La Petite Loggerhead Sea Turtle Glass Bracelet
La Petite Loggerhead Sea Turtle Glass Bracelet
La Petite Loggerhead Sea Turtle Glass Bracelet

La Petite Loggerhead Sea Turtle Glass Bracelet

Regular price $29.00 AUD
/
96 in stock

La Petite Loggerhead Sea Turtle

Population: 36,000 Nesting Females

Handmade with tempered glass & 18K Gold Plated

Your Petite Loggerhead Sea Turtle bracelet is handmade by skilled artisans using tempered glass beads with 18K gold plated findings and lobster clasp.

The bracelet measures 15cm / 6 inches with extensions to 17cm / 6.7 inches and 19cm / 7.5 inches. 

Your band plants 10 Mangrove Trees to provide a home for marine and land animals & recycles 3.08 tonnes of CO2.

Your Personalized Gift Cards

Your Band of Courage comes with an Endangered Animal gift card and a 10 Tree Planting Certificate, both of which can be personalized. They tell you all about your Endangered Animal, your Mangrove trees, and your CO2 recycling. 

Every band comes in a drawstring fabric pouch. 

Your bracelet & care

The tempered glass beads will hold their colors in freshwater (not saltwater, please), and should not be exposed to perfumes, chemicals, cosmetics and the like. 

Shipping

Your order will be processed within 2 business days of receipt. Shipments are tracked and details for the delivery service you choose are shown at checkout. 

Loggerhead Sea Turtle Population

Loggerhead Sea Turtles are so called because of their large or log heads, which support bone crushing jaws to feed on hard shell creatures like sea urchins. Loggerheads live across the world in the Mediterranean Pacific, and warmer oceans and seas. They nest on beaches and the warmer the sand the more females are born, upsetting the balance of the species. They are also threatened by fishing nets, plastic bags and damage to their nesting beaches, the population is decreasing. Every two to three years females return to the beaches where they were born to nest, which means taking a dangerous journey of over 12,000 miles.
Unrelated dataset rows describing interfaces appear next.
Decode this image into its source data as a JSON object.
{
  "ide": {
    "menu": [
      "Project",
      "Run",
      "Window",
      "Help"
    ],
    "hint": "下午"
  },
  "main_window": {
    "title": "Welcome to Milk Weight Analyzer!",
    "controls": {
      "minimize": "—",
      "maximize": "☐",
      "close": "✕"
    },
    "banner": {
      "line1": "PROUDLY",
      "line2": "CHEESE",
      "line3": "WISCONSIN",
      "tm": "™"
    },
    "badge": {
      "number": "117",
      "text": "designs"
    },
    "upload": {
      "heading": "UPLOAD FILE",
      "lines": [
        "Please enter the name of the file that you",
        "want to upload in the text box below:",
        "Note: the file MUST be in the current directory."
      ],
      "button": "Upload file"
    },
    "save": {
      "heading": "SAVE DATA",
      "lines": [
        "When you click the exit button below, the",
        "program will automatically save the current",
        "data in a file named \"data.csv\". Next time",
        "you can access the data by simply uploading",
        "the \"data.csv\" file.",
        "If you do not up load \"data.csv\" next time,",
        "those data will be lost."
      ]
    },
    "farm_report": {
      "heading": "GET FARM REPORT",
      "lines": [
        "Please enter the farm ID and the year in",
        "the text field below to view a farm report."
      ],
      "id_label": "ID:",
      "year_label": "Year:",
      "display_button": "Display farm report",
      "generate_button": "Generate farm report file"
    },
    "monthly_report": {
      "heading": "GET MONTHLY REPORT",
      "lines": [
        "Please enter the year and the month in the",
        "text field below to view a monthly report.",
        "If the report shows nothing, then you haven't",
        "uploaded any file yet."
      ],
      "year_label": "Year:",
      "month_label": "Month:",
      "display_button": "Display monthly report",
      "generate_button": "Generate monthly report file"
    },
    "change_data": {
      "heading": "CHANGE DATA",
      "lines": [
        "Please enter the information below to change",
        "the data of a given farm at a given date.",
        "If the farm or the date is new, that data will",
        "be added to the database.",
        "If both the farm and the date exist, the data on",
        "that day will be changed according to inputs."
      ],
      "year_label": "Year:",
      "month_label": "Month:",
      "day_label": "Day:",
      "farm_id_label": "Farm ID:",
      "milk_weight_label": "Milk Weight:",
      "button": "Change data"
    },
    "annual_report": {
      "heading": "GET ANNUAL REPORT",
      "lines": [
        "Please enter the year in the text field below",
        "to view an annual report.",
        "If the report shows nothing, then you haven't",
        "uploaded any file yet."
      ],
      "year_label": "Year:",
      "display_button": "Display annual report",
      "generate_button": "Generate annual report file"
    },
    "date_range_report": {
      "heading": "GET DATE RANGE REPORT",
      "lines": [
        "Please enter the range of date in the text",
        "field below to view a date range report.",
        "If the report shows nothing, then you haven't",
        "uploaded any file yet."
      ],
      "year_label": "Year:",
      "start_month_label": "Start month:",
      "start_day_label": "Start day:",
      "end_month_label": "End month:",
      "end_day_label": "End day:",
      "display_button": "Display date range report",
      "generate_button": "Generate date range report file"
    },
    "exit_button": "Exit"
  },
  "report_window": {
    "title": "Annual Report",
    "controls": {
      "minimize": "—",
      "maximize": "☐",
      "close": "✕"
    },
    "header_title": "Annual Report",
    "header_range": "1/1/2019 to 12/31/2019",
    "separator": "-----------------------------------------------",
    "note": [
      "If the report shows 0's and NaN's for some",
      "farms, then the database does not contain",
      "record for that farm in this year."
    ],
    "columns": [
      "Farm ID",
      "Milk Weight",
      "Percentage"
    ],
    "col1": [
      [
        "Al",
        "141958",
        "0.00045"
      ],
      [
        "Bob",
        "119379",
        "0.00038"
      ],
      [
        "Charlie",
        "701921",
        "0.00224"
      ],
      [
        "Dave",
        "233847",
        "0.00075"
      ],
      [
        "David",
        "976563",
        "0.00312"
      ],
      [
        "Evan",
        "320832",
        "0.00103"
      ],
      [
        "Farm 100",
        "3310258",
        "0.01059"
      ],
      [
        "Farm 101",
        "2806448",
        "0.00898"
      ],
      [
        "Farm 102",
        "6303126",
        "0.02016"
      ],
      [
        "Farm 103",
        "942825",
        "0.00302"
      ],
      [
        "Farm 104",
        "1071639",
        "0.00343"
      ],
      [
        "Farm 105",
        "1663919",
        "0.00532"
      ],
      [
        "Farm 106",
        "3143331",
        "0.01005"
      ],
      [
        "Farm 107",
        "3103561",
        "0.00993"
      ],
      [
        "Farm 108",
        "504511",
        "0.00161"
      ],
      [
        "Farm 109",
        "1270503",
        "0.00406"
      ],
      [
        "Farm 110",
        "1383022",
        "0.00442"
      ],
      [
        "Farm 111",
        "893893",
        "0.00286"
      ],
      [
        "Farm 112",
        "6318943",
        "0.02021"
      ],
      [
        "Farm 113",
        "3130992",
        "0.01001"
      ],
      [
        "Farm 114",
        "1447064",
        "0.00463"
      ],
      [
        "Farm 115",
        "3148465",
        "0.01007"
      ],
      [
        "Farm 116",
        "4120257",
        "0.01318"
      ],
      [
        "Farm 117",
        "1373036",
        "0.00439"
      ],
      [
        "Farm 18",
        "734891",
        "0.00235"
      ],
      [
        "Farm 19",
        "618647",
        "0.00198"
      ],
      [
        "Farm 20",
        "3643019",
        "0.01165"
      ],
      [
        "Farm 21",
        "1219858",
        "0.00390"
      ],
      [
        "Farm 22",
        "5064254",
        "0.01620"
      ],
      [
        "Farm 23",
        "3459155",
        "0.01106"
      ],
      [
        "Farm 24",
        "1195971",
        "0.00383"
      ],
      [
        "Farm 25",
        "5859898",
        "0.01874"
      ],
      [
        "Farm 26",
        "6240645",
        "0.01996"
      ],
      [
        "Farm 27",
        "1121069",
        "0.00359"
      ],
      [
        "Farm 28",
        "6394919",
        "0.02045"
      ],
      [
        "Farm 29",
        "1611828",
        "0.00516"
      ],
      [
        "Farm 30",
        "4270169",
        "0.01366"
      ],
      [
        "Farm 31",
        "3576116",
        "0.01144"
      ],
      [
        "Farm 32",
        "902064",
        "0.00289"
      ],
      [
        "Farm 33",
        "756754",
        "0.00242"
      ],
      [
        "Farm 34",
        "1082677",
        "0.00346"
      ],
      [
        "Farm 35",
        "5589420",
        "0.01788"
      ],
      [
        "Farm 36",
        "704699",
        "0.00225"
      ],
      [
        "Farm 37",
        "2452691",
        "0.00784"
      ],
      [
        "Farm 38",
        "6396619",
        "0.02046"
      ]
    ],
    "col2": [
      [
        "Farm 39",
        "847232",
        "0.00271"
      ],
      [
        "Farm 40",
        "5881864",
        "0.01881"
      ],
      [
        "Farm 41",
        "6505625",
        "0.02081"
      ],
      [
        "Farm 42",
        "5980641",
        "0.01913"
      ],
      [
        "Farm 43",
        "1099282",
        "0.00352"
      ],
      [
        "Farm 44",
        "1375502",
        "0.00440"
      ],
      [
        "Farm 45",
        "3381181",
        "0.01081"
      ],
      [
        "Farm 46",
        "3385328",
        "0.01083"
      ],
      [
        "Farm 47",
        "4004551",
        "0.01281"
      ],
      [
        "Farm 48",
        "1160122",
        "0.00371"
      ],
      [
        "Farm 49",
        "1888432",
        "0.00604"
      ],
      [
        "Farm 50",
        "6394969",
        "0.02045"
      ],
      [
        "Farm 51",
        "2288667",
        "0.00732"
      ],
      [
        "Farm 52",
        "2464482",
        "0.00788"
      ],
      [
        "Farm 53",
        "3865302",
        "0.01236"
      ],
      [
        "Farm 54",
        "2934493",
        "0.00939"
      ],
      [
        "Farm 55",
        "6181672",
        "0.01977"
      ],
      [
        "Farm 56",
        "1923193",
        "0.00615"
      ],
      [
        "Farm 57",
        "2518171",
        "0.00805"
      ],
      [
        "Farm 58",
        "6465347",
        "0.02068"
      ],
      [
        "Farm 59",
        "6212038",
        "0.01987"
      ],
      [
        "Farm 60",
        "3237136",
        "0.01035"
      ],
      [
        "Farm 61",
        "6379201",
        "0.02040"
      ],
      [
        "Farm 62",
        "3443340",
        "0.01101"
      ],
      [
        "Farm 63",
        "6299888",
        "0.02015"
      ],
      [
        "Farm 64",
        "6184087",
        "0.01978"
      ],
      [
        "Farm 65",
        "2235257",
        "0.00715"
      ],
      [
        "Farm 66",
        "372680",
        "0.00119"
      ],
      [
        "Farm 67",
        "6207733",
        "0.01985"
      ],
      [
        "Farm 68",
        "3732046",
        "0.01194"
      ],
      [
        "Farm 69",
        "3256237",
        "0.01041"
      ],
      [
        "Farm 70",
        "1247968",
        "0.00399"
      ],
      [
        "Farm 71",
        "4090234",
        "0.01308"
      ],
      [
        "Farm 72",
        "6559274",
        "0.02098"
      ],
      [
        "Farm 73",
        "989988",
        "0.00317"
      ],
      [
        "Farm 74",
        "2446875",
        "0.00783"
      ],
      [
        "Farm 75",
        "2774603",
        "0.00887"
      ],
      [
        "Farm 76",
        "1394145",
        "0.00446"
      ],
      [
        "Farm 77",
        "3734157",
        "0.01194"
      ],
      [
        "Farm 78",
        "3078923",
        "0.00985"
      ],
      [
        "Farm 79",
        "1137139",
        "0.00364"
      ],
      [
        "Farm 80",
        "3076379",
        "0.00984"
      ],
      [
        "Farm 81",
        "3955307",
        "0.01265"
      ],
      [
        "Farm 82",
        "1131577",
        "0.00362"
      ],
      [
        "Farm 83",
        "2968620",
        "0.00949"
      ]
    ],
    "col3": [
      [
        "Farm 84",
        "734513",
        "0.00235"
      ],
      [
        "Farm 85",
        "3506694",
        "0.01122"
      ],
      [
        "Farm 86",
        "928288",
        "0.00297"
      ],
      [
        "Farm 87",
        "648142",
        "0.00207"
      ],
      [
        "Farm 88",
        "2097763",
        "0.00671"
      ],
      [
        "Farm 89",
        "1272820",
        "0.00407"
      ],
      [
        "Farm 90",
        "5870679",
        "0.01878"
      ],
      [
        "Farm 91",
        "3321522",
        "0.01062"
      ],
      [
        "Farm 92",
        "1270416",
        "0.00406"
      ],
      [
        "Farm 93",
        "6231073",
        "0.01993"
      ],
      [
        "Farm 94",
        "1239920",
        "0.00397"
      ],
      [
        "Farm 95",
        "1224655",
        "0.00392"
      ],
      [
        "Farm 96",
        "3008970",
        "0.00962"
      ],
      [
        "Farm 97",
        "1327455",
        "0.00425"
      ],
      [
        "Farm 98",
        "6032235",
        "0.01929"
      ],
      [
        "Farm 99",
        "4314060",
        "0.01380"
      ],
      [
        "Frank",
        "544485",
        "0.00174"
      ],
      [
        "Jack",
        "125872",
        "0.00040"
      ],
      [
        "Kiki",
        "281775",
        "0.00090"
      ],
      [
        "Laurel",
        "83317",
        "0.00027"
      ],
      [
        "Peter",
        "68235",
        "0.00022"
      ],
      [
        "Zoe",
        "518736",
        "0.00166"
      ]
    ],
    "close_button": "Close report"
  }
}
That’s a long journey with many dangers today, so it’s no wonder their population is in decline. There could be as few as 36,000 nesting female Loggerheads remaining in 2015.